What is required: Which lines in the entries below contain the string "title"? Show each of them in full.

Records for this exercise:
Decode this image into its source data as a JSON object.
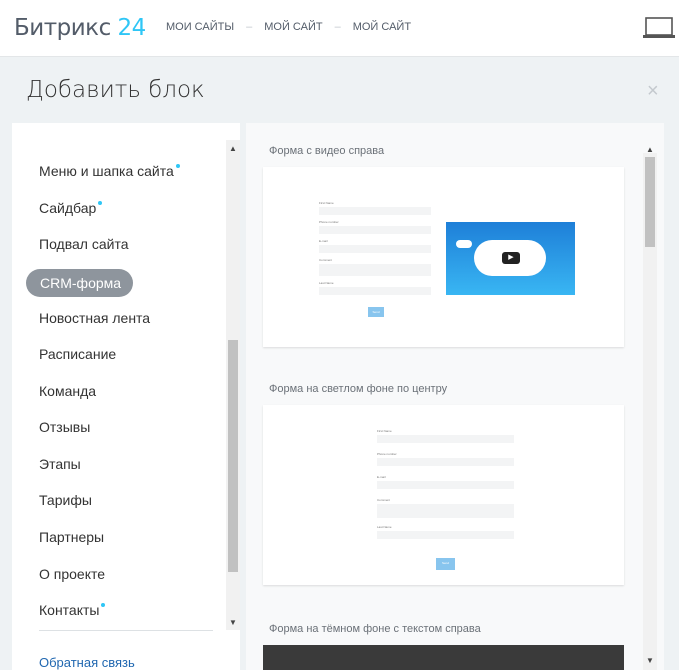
{
  "header": {
    "logo_text": "Битрикс",
    "logo_num": "24",
    "breadcrumbs": [
      "МОИ САЙТЫ",
      "МОЙ САЙТ",
      "МОЙ САЙТ"
    ],
    "separator": "–"
  },
  "dialog": {
    "title": "Добавить блок",
    "close": "×"
  },
  "sidebar": {
    "items": [
      {
        "label": "Меню и шапка сайта",
        "new": true
      },
      {
        "label": "Сайдбар",
        "new": true
      },
      {
        "label": "Подвал сайта",
        "new": false
      },
      {
        "label": "CRM-форма",
        "new": false,
        "selected": true
      },
      {
        "label": "Новостная лента",
        "new": false
      },
      {
        "label": "Расписание",
        "new": false
      },
      {
        "label": "Команда",
        "new": false
      },
      {
        "label": "Отзывы",
        "new": false
      },
      {
        "label": "Этапы",
        "new": false
      },
      {
        "label": "Тарифы",
        "new": false
      },
      {
        "label": "Партнеры",
        "new": false
      },
      {
        "label": "О проекте",
        "new": false
      },
      {
        "label": "Контакты",
        "new": true
      }
    ],
    "feedback": "Обратная связь"
  },
  "blocks": [
    {
      "title": "Форма с видео справа"
    },
    {
      "title": "Форма на светлом фоне по центру"
    },
    {
      "title": "Форма на тёмном фоне с текстом справа"
    }
  ],
  "form": {
    "fields": [
      "First Name",
      "Phone number",
      "E-mail",
      "Comment",
      "Last Name"
    ],
    "button": "Send"
  },
  "colors": {
    "accent": "#2fc6f6",
    "highlight": "#d52b2b",
    "link": "#2067b0"
  }
}
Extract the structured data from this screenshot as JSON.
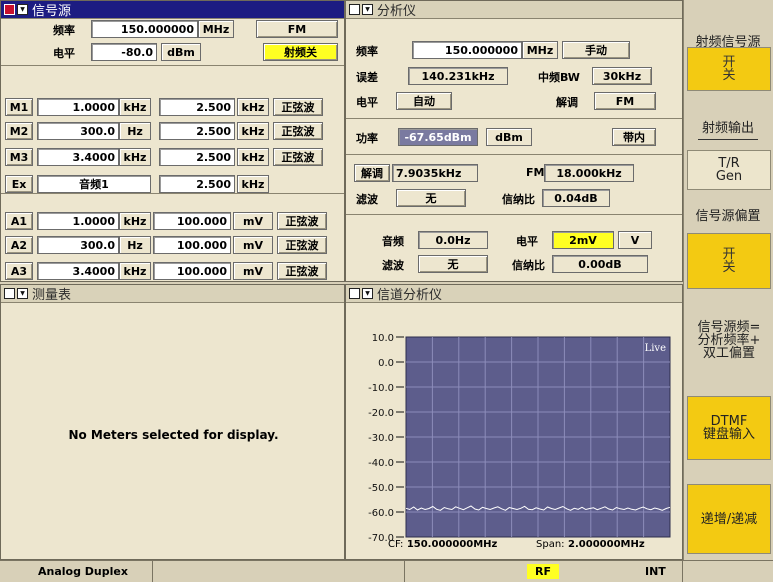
{
  "sig": {
    "title": "信号源",
    "freq_label": "频率",
    "freq_value": "150.000000",
    "freq_unit": "MHz",
    "mode": "FM",
    "level_label": "电平",
    "level_value": "-80.0",
    "level_unit": "dBm",
    "rf_switch": "射频关",
    "mods": [
      {
        "name": "M1",
        "freq": "1.0000",
        "funit": "kHz",
        "amp": "2.500",
        "aunit": "kHz",
        "wave": "正弦波"
      },
      {
        "name": "M2",
        "freq": "300.0",
        "funit": "Hz",
        "amp": "2.500",
        "aunit": "kHz",
        "wave": "正弦波"
      },
      {
        "name": "M3",
        "freq": "3.4000",
        "funit": "kHz",
        "amp": "2.500",
        "aunit": "kHz",
        "wave": "正弦波"
      }
    ],
    "ex": {
      "name": "Ex",
      "source": "音频1",
      "amp": "2.500",
      "aunit": "kHz"
    },
    "auds": [
      {
        "name": "A1",
        "freq": "1.0000",
        "funit": "kHz",
        "amp": "100.000",
        "aunit": "mV",
        "wave": "正弦波"
      },
      {
        "name": "A2",
        "freq": "300.0",
        "funit": "Hz",
        "amp": "100.000",
        "aunit": "mV",
        "wave": "正弦波"
      },
      {
        "name": "A3",
        "freq": "3.4000",
        "funit": "kHz",
        "amp": "100.000",
        "aunit": "mV",
        "wave": "正弦波"
      }
    ]
  },
  "ana": {
    "title": "分析仪",
    "freq_label": "频率",
    "freq_value": "150.000000",
    "freq_unit": "MHz",
    "tune": "手动",
    "err_label": "误差",
    "err_value": "140.231kHz",
    "ifbw_label": "中频BW",
    "ifbw_value": "30kHz",
    "level_label": "电平",
    "level_value": "自动",
    "demod_label": "解调",
    "demod_value": "FM",
    "power_label": "功率",
    "power_value": "-67.65dBm",
    "power_unit": "dBm",
    "inband": "带内",
    "demod_btn": "解调",
    "demod_meas": "7.9035kHz",
    "fm_label": "FM",
    "fm_value": "18.000kHz",
    "filt_label": "滤波",
    "filt_value": "无",
    "sinad_label": "信纳比",
    "sinad_value": "0.04dB",
    "audio_label": "音频",
    "audio_value": "0.0Hz",
    "alevel_label": "电平",
    "alevel_value": "2mV",
    "alevel_unit": "V",
    "afilt_label": "滤波",
    "afilt_value": "无",
    "asinad_label": "信纳比",
    "asinad_value": "0.00dB"
  },
  "meter": {
    "title": "测量表",
    "empty": "No Meters selected for display."
  },
  "chan": {
    "title": "信道分析仪",
    "live": "Live",
    "cf_label": "CF:",
    "cf_value": "150.000000MHz",
    "span_label": "Span:",
    "span_value": "2.000000MHz"
  },
  "chart_data": {
    "type": "line",
    "ylim": [
      -70,
      10
    ],
    "yticks": [
      "10.0",
      "0.0",
      "-10.0",
      "-20.0",
      "-30.0",
      "-40.0",
      "-50.0",
      "-60.0",
      "-70.0"
    ],
    "grid": true,
    "series": [
      {
        "values": [
          -58.5,
          -59,
          -58,
          -59.2,
          -58.4,
          -59,
          -58.6,
          -57.8,
          -58.9,
          -59.3,
          -58.2,
          -58.7,
          -59,
          -57.9,
          -58.5,
          -59.1,
          -58.3,
          -57.6,
          -58.8,
          -59.2,
          -58.1,
          -58.6,
          -59,
          -58.4,
          -57.9,
          -58.7,
          -59.3,
          -58.2,
          -58.6,
          -59,
          -58.5,
          -57.7,
          -58.9,
          -59.1,
          -58.3,
          -58.8,
          -59.2,
          -58,
          -58.6,
          -59,
          -58.4,
          -57.8,
          -58.7,
          -59.3,
          -58.5,
          -58.9,
          -58.1,
          -59,
          -58.6,
          -58.3,
          -59.1,
          -58.5,
          -57.9,
          -58.8,
          -59.2,
          -58.2,
          -58.7,
          -59,
          -58.4,
          -58.9,
          -59.2,
          -58.5,
          -58,
          -58.7,
          -59.1,
          -58.4,
          -58.8,
          -59.3,
          -58.6,
          -58.1
        ]
      }
    ]
  },
  "side": {
    "k1": "射频信号源",
    "k1b": "开\n关",
    "k2": "射频输出",
    "k2b": "T/R\nGen",
    "k3": "信号源偏置",
    "k3b": "开\n关",
    "k4": "信号源频=\n分析频率+\n双工偏置",
    "k5": "DTMF\n键盘输入",
    "k6": "递增/递减"
  },
  "status": {
    "mode": "Analog Duplex",
    "rf": "RF",
    "ref": "INT"
  }
}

Expected answer:
    "title": "Добавить блок",
      "title": "Форма с видео справа"
      "title": "Форма на светлом фоне по центру"
      "title": "Форма на тёмном фоне с текстом справа"
    "title": "信号源",
    "title": "分析仪",
    "title": "测量表",
    "title": "信道分析仪",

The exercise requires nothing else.